Trump pushes plan to give 1.8m ‘Dreamers’ US citizenship but vastly change immigration policy
Trump has loudly backed a Republican-sponsored bill that will end chain migration and the immigration lottery - both backed by Democrats
US President Donald Trump has promoted a Republican plan to legalise 1.8 million undocumented young immigrants while spending billions on US-Mexico border security and significantly change decades of current policy.
In a White House statement, Trump urged the Senate to back the proposal, saying it accomplishes his vision for immigration, and rejected the Democrat-led approach that focuses on the young immigrants and borders while leaving current policy in place.
The full-throated endorsement of the plan comes as a group of bipartisan senators worked on a possible solution to the intractable issue that could earn enough support in the closely divided Senate.
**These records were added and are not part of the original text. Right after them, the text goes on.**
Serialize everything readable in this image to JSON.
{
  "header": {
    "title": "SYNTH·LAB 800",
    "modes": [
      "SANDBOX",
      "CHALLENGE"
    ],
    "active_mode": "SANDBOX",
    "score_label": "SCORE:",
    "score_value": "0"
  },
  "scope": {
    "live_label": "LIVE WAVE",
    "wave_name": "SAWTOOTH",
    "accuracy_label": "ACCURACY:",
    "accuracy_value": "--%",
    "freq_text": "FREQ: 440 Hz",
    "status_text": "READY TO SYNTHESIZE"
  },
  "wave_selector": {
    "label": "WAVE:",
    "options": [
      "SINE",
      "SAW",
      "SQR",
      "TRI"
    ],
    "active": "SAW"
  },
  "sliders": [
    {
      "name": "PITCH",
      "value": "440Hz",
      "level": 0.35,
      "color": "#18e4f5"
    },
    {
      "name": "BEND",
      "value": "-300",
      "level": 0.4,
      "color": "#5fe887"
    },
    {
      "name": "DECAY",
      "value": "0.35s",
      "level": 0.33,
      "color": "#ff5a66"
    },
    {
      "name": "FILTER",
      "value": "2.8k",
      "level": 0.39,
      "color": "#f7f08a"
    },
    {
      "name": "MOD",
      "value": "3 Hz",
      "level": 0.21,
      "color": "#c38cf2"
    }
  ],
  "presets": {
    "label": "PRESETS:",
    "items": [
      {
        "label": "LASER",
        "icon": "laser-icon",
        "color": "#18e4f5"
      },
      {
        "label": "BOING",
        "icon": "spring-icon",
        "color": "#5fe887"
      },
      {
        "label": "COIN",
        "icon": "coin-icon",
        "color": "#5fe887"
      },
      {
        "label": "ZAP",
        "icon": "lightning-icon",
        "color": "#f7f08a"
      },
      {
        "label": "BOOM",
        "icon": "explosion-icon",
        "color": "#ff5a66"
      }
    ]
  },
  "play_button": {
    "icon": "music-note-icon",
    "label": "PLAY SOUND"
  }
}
The immigrants, who were brought into the US as children and are known as “Dreamers,” currently face potential deportation after March 25, when the Obama-era Deferred Action for Childhood Arrivals (DACA) programme ends.
Trump, promoting the Republican plan sponsored by Senate Judiciary Committee Chairman Charles Grassley of Iowa, said it “accomplishes the four pillars of the White House framework”.
Those pillars are, he said, “a lasting solution on DACA, ending chain migration, cancelling the visa lottery, and securing the border through building the wall and closing legal loopholes.”
“I am asking all senators, in both parties, to support the Grassley bill and to oppose any legislation that fails to fulfil these four pillars – that includes opposing any short-term ‘Band-Aid’ approach.”
Republican Majority Leader Mitch McConnell of Kentucky also backed the plan, and most Republicans on Tuesday appeared to be rallying behind the proposal by Grassley and six other Republican senators.
It fulfils Trump’s calls to legalise 1.8 million dreamers, immediately authorises spending at least US$25 billion to bolster defences along the US-Mexico border.
However, in moves sure to upset Democrats, it also makes changes to “chain” immigration programmes that allow relatives of US citizens to gain citizenship, and ends a diversity lottery system used to promote immigration from smaller countries.
Senate Minority Leader Charles Schumer of New York said the Grassley plan unfairly targets family-based immigration.
The Democrat also argued that making such broad changes as part of a plan to legalise just a few million people “makes no sense.”
Meanwhile, Trump said he is “encouraged” by ongoing attempts to build support for a more conservative immigration reform plan introduced by House Judiciary Committee Chairman Bob Goodlatte of Virginia, a Republican.
Republican House leaders planned to spend Wednesday whipping potential support for the bill, which is opposed by Democrats and several Republicans because of its aggressive border security policy and changes to family-based immigration.